▶ What you are asked to do
Every line in the entries that holds the word "埋蔵文化財センター企画展" counts toward the answer, which should be a single number.

==== Supplied entries ====

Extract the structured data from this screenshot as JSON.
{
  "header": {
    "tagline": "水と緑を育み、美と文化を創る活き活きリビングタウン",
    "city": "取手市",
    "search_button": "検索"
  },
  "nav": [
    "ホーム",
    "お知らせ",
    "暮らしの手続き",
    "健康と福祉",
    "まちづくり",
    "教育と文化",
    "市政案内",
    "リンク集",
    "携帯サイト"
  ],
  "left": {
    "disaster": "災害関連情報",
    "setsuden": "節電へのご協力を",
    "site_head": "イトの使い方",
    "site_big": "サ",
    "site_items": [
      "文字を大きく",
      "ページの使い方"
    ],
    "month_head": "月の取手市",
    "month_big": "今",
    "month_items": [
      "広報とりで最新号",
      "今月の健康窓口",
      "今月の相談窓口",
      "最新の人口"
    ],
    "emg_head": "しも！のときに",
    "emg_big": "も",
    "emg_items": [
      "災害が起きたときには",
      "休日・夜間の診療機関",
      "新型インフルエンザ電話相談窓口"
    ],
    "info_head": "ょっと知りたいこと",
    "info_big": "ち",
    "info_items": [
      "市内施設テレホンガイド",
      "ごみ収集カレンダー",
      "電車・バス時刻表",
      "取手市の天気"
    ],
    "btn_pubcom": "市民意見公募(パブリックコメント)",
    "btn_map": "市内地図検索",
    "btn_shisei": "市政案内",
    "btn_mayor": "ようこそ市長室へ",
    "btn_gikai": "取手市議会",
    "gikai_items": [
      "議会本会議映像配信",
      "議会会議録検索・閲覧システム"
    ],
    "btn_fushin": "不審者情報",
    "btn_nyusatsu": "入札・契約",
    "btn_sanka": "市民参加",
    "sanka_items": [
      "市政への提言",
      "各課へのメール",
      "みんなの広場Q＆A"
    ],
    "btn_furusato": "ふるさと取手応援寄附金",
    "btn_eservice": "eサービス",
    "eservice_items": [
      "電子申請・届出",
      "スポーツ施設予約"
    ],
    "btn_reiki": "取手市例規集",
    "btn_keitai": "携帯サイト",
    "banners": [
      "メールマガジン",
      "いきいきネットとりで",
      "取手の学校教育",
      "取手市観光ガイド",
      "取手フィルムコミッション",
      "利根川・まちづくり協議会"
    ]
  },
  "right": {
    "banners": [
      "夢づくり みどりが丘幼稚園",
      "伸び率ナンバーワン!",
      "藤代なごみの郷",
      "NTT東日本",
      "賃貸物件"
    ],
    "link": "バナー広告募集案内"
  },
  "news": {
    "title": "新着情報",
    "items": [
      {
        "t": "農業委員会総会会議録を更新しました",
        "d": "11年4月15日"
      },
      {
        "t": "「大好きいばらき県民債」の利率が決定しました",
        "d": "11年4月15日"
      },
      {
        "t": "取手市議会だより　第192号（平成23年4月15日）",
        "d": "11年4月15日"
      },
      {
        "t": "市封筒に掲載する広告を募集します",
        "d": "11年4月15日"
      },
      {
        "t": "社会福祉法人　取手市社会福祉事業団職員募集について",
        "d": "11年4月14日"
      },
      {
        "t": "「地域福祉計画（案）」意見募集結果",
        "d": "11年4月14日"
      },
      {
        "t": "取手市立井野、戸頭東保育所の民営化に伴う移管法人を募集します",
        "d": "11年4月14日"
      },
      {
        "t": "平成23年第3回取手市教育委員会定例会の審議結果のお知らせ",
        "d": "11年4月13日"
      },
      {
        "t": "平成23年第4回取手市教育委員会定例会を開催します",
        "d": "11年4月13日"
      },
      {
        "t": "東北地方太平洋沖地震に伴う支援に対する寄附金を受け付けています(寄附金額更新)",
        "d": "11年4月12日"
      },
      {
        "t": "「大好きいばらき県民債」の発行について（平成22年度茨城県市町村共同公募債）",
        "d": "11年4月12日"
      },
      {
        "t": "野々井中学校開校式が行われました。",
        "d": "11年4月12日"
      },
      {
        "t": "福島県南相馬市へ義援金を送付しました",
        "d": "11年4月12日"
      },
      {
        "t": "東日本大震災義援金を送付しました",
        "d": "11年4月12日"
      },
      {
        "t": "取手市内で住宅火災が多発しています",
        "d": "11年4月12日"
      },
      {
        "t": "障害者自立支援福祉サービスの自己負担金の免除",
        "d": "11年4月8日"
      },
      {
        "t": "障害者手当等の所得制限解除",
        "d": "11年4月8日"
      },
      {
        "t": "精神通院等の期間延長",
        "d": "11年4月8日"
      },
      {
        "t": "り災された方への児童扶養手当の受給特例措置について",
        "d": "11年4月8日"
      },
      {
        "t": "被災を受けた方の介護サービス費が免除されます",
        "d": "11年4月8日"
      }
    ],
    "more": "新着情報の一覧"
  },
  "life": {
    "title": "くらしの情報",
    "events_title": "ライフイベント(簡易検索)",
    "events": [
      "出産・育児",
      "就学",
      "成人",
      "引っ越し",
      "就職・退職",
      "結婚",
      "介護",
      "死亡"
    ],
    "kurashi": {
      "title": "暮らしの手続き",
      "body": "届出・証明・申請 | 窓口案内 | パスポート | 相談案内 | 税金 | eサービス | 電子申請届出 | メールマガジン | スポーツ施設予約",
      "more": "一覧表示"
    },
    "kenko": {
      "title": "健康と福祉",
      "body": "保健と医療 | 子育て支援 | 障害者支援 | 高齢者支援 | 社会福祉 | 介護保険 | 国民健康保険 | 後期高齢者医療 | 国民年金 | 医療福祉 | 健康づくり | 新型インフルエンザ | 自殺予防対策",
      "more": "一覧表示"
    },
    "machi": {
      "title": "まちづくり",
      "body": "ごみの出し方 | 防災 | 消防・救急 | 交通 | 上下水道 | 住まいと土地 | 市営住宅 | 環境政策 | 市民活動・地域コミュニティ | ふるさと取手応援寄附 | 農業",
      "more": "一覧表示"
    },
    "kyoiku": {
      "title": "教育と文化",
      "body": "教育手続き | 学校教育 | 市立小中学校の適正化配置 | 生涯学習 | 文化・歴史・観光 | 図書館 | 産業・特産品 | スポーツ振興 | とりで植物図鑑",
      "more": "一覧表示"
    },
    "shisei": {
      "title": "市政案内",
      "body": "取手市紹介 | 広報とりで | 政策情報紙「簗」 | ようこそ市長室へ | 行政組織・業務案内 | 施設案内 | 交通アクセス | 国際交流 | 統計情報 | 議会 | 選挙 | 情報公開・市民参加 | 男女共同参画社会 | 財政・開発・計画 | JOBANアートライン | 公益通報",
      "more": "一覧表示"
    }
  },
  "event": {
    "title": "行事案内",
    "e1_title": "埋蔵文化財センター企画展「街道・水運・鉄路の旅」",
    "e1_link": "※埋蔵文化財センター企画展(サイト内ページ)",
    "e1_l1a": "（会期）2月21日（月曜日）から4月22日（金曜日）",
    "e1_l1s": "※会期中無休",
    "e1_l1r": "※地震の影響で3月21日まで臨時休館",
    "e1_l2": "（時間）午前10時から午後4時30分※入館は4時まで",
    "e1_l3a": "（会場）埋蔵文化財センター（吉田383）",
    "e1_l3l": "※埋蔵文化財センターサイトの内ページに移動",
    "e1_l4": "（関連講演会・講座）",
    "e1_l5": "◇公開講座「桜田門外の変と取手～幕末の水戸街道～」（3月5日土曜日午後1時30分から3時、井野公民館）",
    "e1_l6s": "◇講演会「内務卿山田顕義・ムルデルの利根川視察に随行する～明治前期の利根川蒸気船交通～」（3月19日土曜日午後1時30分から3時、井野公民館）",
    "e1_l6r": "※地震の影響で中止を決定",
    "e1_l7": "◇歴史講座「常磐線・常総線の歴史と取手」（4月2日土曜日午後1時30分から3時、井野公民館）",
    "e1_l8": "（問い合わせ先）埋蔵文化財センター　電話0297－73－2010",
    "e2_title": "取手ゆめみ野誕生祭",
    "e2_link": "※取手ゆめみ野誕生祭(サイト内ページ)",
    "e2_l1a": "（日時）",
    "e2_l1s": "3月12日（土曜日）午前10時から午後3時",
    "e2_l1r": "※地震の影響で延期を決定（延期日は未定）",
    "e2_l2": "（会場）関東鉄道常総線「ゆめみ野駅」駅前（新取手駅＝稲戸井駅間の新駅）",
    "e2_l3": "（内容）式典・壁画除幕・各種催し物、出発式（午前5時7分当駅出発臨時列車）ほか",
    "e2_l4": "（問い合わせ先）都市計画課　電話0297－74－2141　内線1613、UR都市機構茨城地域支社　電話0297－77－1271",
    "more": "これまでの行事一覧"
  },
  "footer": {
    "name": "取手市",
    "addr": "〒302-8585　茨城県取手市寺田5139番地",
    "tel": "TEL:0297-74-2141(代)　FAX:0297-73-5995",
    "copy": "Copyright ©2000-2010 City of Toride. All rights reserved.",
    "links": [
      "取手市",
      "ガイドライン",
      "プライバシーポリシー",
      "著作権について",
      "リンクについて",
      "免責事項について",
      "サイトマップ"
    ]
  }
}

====

▶ Answer area
2